This failure to recognize the importance of nontraditional students seems particularly odd considering just how many of them there are. In 2015, the Department of Education released a report showing that 74 percent of all undergraduates have at least one trait that makes them nontraditional. That is, three-quarters of all undergraduate degree seekers are single caregivers, have one or more dependents, work either part or full-time, postponed their postsecondary education, or do not have traditional high school diplomas. The prevalence of nontraditional students has prompted some to call for abandoning the term itself.
The rise of for-profit online universities over the last decade can be explained, at least in part, by the failure of accredited schools to consider the needs of these students. Nonprofit institutions have since realized that they must be more flexible in their course offerings in order to recapture the tuition revenues that the for-profit market had capitalized on.
But what about the larger impact of the nontraditional student? Can institutions of higher education learn how to better themselves by restructuring in order to benefit working students? Here are a few important insights universities can gain from examining the needs of nontraditional students.
Learning Needs to Be More Vocational
Many nontraditional students return to school in order to better their careers or learn how to be more competitive in the global knowledge economy. This makes them a vital resource for research universities that are already seeking to implement partnerships with the corporate sector that go beyond traditional internships or special projects. Indeed, nontraditional students can play an active role in nurturing industry partnerships, drawing on their relevant work experience to help make smooth transitions in new collaborative efforts. Institutions of higher education that develop strong partnerships with industry will not only ease their financial burden; they will also offer students, both traditional and non, immediate access into the post-graduate workforce.
Curricula and Programs Must Be Student-Centered

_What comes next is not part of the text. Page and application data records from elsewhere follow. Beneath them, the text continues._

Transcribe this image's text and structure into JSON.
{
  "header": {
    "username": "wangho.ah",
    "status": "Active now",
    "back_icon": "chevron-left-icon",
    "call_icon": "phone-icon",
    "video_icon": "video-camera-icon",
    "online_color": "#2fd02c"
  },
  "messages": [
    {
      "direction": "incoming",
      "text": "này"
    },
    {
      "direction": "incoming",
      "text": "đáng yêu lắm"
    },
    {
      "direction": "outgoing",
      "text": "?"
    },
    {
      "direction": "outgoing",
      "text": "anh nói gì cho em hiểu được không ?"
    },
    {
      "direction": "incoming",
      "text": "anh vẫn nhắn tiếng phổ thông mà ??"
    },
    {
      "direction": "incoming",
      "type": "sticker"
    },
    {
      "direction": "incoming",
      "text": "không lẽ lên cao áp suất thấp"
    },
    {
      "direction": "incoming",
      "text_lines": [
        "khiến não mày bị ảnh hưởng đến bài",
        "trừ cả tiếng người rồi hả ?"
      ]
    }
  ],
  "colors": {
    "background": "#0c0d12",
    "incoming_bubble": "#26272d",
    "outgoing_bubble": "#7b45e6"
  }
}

Nontraditional students bring a lot to the table. They have higher levels of internal motivation, emotional coping, and successful goal attainment. However, because they also have more events in their lives competing for their attention, they also tend to have poor retention rates. Universities that address the specific needs of nontraditional students will inevitably develop curricula and programs with a student-centered focus, seeking to capitalize on students’ motivation while at the same time removing obstacles to completion, such as having classes that only meet outside traditional work hours or having online class offerings.
Social Isolation Is an Impediment to Student Success

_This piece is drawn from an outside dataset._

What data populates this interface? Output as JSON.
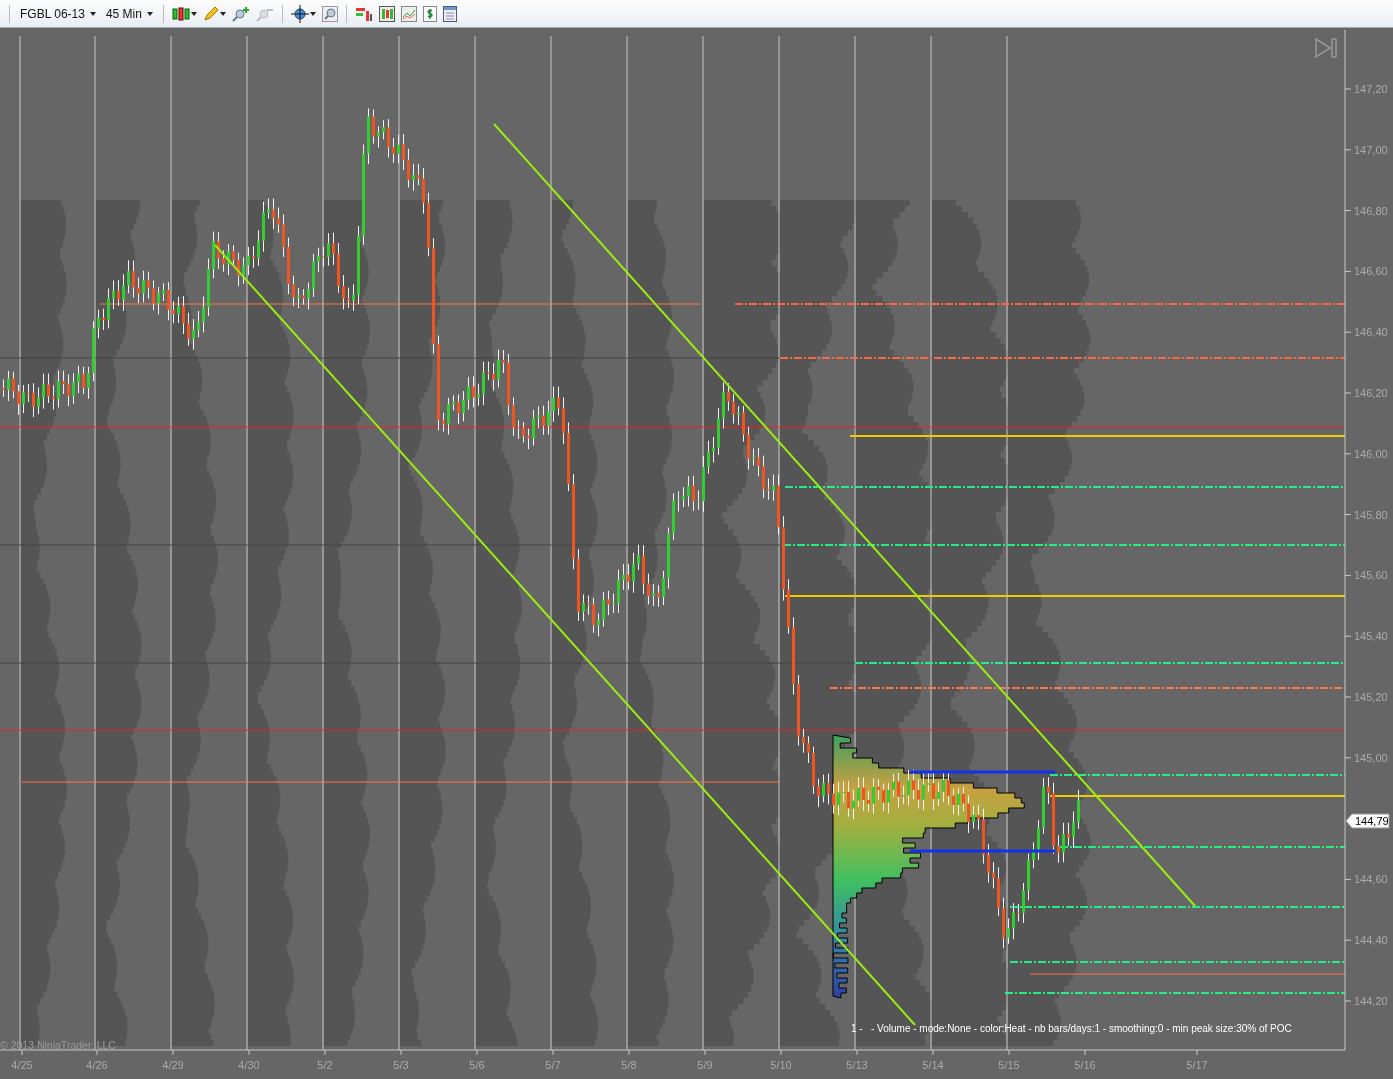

A recent article published in Inquiries points out that “when students experience a climate of exclusion or rejection, especially from their immediate learning environment,. . . they tend to feel intellectually devalued and may seek out new environments that are more accepting and supportive.” That explains why female students don’t always do as well as their male peers in STEM oriented degree majors, and it can also explain why nontraditional students have a higher university drop out rate. In fact, a common complaint among nontraditional students is they don’t feel included in campus life. Developing strong communities on campus, ones that appeal not only to minority students but also to working and older students, is a good way to boost retention across the board.
Environmental Support Can Make a Crucial Difference
Universities that continue to think of incoming college freshmen as recent high school graduates are going to offer environmental support structures that meet the needs of young people. However, nontraditional students do better when institutions address their unique needs for environmental support structures, including counseling geared toward older students, child daycare facilities, and financial aid officers who understand the struggles of working students to afford tuition.
There Is Little Time to Spare
Twentieth-century institutions of higher education got into the habit of seeing themselves as a bridge between the parental home and the adult world. In the traditional university environment, there is only a token interplay between campus and community. Nontraditional students, on the other hand, are coming from the real world. They are parents, members of the workforce, and veterans. They don’t have time to waste. Serving this demographic effectively means finding technology that is both user-friendly and capable of aligning complex data efficiently, so that students have access to their records and can research financial options.
In many ways, structuring a institution of higher education to meet the needs of nontraditional students means creating a school that functions better in the twenty-first century economy. To put it another way — if university administrators want to realign their strategic goals to be competitive in the future, they would do well to pay attention to their nontraditional students.